THE STRUGGLING domestic tourist industry will face worsening problems unless the Government reverses pounds 8m of spending cuts over two years, the English Tourist Board predicted yesterday.

A growing number of Britons are going abroad for their holidays and the recession has led to an all-time high in the number of hotels in receivership, according to the board's annual report.

England's seaside resorts have been particularly hard-hit, with many suffering from above average unemployment.

Last November the Department of National Heritage revealed a 10 per cent cut in the ETB's grant for 1993-94, which led to 42 of its 139 staff being made redundant.

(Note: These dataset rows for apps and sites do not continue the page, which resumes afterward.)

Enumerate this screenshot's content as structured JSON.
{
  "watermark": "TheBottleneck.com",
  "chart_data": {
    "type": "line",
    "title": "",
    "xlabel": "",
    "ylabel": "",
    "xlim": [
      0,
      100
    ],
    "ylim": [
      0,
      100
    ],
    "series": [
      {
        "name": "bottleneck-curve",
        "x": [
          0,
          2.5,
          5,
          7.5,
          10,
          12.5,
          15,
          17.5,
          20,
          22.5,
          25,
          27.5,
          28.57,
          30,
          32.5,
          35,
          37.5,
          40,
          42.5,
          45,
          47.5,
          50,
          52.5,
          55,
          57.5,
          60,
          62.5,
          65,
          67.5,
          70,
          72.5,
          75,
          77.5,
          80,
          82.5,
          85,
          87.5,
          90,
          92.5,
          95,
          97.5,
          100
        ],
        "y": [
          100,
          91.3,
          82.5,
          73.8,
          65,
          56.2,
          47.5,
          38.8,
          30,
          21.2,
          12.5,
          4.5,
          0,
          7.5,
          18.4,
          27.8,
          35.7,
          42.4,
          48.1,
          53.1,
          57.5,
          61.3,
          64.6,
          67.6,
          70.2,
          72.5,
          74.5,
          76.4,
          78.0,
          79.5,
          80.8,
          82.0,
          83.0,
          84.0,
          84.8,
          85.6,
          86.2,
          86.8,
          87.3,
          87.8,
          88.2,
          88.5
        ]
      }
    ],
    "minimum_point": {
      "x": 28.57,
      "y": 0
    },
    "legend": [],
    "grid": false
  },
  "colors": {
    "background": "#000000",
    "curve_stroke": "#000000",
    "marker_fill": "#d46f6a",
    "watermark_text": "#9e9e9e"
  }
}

By 1995/96 funding will have dropped from pounds 16.2m last year to pounds 9m.

The ETB, which promotes England as a tourist destination and encourages the provision of facilities, says that it needs to keep the grant at this year's level of pounds 13.9m to do its job effectively. Adele Biss, the board's chairman, said yesterday: 'I fully understand that there is extreme pressure on public funds and this means that the board is having to work very hard to convince the Government of the strength of its case.'

A recent report by the consultants Coopers & Lybrand argued that there was a clear need for government involvement in tourism and warned that if funds were cut the ETB would not be able to do its job properly.

Figures published by the ETB yesterday show that England's share of UK residents' spending on tourism fell from 35 per cent in 1989 to 32 per cent last year, while expenditure on foreign holidays increased from 52 per cent to 57 per cent. In the same period the proportion of foreign holiday trips taken rose from 16 per cent to 20 per cent.

John East, ETB chief executive, said there was 'a deficit in the tourism balance of payments account' and more overseas visitors and more Britons would have to be encouraged to spend holidays in England.

He added: 'During this lengthy recession, reduced savings and fear of redundancy among our potential customers led to a fall in demand. Tourism businesses suffered accordingly.'

On a more optimistic note, the report said that the number of foreign visitors to England rose by an estimated 8 per cent last year.

----------------------------------------------------------------- UK TOURISTS IN ENGLAND AND UK (1992) ----------------------------------------------------------------- MILLIONS ALL TOURISM Destination Trips Nights pounds spend Cumbria 2.6 11.2 330 Northumbria 3.2 11.6 275 North West 7.4 25.4 715 Yorkshire & Humberside 7.5 26.8 680 Heart of England 7.4 23.5 590 East Midlands 5.8 20.2 485 East Anglia 9.1 34.8 880 London 7.0 19.4 640 West Country 13.1 70.9 1,915 Southern 9.5 35.6 930 South East 6.9 27.0 645 ENGLAND 77.2 306.4 8,080 UK 95.6 399.7 10,665 ----------------------------------------------------------------- United Kingdom Tourism Survey -----------------------------------------------------------------